• Some computations are not defined for real numbers; for example, division by zero or taking the square root of a negative number. If you enter the word ERROR will be displayed. Similarly, if you enter then ERROR will be displayed. To clear the display, you must press the clear button • The calculator displays up to eight digits. If a computation results in a number greater than 99,999,999, then ERROR will be displayed. For example, the calculation results in ERROR. The clear button must be used to clear the display. If a computation results in a positive number less than 0.0000001, or 10-7, then 0 will be displayed.

Below are some examples of computations using the calculator.

1. Compute Explanation

Enter to get 7.365. Alternatively, enter to get 3.365, and then enter to get 7.365.

2. Compute Explanation

Since division takes precedence over addition in the order of operations, you need to override that precedence in order to compute this fraction. Here are two ways to do that. You can use the parentheses for the addition in the numerator, entering to get Or you can use the equals sign after 9.3, entering to get the same result. In the second way, note that pressing the first is essential, because without it, would erroneously compute instead. Incidentally, the exact value of the expression is the repeating decimal where the digits 285714 repeat without end, but the calculator rounds the decimal to 3. Find the length, to the nearest 0.01, of the hypotenuse of a right triangle with legs of length 21 and 54; that is, use the Pythagorean theorem and calculate Explanation

Enter to get 57.939624. Again, pressing the before the is essential because would erroneously compute This is because the square root would take precedence over the multiplication in the order of operations. Note that parentheses could be used, as in , but they are not necessary because the multiplications already take precedence over the addition. Incidentally, the exact answer is a nonterminating, nonrepeating decimal, or an irrational number, but the calculator rounds the decimal to 57.939624. Finally, note that the problem asks for the answer to the nearest 0.01, so the correct answer is 57.94.

4. Compute Explanation

Enter to get 5. Convert 6 miles per hour to feet per second.

Explanation

The solution to this problem uses the conversion factors and as follows: Enter to get 8.8. Alternatively, enter to get the result 31,680, and then enter to get 8.8 feet per second.
6. At a fund-raising event, 43 participants donated \$60 each, 21 participants donated \$80 each, and 16 participants donated \$100 each. What was the average (arithmetic mean) donation per participant, in dollars?

Explanation

The solution to this problem is to compute the weighted mean You can use the memory buttons and parentheses for this computation as follows:

Enter to get 73.25, or \$73.25 per participant.

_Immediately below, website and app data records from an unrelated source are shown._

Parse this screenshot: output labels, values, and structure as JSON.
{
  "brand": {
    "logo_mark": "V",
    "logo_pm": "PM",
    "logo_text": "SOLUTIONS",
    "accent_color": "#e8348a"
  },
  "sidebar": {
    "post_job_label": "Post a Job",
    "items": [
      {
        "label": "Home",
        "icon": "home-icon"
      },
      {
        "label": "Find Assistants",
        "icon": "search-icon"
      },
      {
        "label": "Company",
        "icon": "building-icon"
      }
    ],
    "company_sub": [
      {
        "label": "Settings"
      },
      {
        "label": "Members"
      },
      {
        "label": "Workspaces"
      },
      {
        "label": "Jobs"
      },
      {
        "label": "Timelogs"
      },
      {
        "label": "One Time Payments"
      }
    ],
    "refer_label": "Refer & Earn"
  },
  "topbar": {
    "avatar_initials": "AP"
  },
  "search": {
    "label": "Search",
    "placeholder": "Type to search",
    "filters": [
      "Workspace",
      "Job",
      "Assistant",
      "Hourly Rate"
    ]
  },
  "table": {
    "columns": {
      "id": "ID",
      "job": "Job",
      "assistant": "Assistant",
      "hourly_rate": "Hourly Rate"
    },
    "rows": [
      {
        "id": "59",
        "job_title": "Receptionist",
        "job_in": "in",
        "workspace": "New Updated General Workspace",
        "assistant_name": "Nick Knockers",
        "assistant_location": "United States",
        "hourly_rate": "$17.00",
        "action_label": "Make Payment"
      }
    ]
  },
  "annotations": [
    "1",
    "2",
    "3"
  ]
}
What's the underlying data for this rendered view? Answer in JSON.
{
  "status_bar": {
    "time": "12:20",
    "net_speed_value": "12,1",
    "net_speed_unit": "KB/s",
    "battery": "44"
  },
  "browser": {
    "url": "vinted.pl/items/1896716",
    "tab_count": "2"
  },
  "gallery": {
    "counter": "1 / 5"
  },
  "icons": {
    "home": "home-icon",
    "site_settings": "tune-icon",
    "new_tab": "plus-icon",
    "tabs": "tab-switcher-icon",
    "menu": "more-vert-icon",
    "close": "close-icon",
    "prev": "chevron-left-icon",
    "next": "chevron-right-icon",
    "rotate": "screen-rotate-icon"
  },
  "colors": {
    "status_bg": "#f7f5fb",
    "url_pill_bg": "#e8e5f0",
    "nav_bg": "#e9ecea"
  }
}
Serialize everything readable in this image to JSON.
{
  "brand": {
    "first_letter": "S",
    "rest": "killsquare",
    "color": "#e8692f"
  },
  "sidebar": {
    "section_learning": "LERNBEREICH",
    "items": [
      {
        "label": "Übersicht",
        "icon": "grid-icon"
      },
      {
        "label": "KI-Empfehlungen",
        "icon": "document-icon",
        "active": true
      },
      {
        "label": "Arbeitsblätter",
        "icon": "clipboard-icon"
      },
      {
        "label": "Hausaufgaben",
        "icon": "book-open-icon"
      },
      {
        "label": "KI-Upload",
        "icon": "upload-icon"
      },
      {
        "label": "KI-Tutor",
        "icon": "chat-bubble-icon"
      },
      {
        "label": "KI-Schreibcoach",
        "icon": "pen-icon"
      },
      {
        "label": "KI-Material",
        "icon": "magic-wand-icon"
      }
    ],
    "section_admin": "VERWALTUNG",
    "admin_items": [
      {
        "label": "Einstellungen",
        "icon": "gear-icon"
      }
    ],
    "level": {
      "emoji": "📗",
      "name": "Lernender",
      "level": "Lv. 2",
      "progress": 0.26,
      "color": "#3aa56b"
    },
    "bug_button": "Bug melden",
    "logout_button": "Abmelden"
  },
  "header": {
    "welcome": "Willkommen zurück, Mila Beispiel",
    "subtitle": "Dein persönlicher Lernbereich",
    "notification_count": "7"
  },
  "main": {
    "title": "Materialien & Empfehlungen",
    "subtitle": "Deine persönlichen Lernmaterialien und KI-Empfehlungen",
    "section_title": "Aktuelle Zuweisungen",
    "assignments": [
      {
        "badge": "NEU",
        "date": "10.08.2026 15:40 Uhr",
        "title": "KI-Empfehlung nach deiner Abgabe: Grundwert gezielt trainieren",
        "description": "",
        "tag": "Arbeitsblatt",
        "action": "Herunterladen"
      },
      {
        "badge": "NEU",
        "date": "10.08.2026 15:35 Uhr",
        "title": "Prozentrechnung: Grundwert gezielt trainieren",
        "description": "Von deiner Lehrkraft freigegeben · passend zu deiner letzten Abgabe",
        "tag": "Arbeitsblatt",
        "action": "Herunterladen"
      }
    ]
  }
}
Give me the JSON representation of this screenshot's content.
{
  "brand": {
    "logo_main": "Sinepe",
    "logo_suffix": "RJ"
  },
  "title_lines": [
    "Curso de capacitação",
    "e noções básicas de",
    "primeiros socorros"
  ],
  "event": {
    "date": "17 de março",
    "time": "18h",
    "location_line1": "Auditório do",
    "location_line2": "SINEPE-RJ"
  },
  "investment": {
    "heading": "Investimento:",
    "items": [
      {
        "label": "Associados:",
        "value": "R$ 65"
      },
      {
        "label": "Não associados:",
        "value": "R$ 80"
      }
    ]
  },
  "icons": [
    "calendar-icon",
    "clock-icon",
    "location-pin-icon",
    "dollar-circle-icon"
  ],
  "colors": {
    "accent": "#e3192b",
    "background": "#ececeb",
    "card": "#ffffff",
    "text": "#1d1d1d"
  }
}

When the button is first used, the number in the calculator display is stored in memory and an M appears to the left of the display to show that the memory function is in use. Each subsequent use of the button adds the number in the current display to the number stored in memory and replaces the number stored in memory by the sum. When the button is pressed in the computation above, the current value in memory, 5,860, is displayed. To clear the memory, use the button, and the M next to the display disappears.